Dear Joe Letter
Date: Thursday, August 30, 2001
From: Kevin Hench
Subject: Dear Joe Letter
Dear Mr. Kerrigan,
You seem like a great guy. You've got a sense of humor; you're forthright to
a fault; you like and know other sports. What a refreshing change from the
taciturn curmudgeon you replaced.
Now on to your terrible managing.
I had lots of problems with Jimy Williams. His reluctance to send runners
was not one of them. One has to manage according to his personnel. The
Boston Red Sox are slow and, worse, they are lousy baserunners. Your charges
have run into so many outs in the last five days that I am losing track.
Here's the problem: When you have average or below-average speed - which
describes everyone on your roster - you have to cheat a little to swipe a
base. You have to shift that weight to your right foot, lean and pray the
pitcher is going to the plate when you make your leap of faith. The team's
complete lack of speed explains this recent spate of pickoffs. The solution?
Stop giving the steal sign. C'mon, Joe, I know you want to do everything
possible to divorce yourself from the previous skipper - slidestepping,
stealing bases, set lineup (hah) - but all you've managed to do in the last
two weeks is become only the second Red Sox manager in 35 years with a losing
Tonight we saw two back-breaking plays that must have originated in your
apparently overrated noggin'.
With no outs Trot Nixon was picked
off first by lefty C.C. Sabathia
when he was clearly going and guessed wrong on where Sabathia was
delivering the ball. This is doubly defeating.
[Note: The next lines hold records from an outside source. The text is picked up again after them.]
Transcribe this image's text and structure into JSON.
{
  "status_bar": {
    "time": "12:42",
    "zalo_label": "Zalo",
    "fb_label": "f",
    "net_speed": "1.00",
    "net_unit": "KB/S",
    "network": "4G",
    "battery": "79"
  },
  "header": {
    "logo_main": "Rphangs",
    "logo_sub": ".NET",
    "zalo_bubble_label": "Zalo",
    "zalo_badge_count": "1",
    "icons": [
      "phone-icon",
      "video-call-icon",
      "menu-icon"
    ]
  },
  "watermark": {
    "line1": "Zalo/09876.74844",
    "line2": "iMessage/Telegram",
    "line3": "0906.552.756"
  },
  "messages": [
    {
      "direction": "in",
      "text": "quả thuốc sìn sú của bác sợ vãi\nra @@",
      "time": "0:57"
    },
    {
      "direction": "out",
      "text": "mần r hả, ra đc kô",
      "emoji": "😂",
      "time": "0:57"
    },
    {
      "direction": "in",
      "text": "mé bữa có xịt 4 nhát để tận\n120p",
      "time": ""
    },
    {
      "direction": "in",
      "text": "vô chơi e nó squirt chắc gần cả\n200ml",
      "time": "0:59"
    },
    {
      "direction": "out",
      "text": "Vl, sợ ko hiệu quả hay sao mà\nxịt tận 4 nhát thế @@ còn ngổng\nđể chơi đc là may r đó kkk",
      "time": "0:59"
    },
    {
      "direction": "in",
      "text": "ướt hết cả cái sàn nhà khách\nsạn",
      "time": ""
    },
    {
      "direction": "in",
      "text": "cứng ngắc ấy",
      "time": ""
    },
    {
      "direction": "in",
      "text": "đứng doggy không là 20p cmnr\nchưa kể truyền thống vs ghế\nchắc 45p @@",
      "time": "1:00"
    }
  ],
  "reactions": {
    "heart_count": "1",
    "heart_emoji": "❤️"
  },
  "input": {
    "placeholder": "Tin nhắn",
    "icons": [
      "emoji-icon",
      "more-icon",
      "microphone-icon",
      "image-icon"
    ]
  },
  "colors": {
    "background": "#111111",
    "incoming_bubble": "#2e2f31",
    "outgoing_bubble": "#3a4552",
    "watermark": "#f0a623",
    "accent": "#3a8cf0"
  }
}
It kills any potential rally and it
gives the pitcher an out without having to pile up pitches. As frustrating as this
moment was, it paled compared to the real mindbender you threw at us later.
Leading 1-0 with runners on first and second, one out and a 3-2 count on Jose
Offerman, you sent the runners. Why?
You have a strikeout pitcher against a strikeout hitter
with a slow runner
on second... this is the complete and total formula for not sending the
runners. Sabathia, like most strikeout pitchers, is also a fly ball pitcher,
so where is the percentage in sending slow runners with a guy at the plate
who has fanned 87 times in 447 at-bats? A ground ball would seem the least
likely possibility, certainly dwarfed by the combined possibility of a
strikeout or a fly out. Sure enough, Jose fanned, Dante got gunned down and
the inning was over. For someone who supposedly has a voracious appetite for
stats, you sure don't seem to know a heck of a lot about your team.
As a manager, Joe, you make a great pitching coach.
Note: Whoops, make that 88 K's in 448 at-bats as Offerman just fanned for the
third time tonight, taking strike three with the tying run on third and one
out. Hard to keep up with the ineptitude of some of these guys.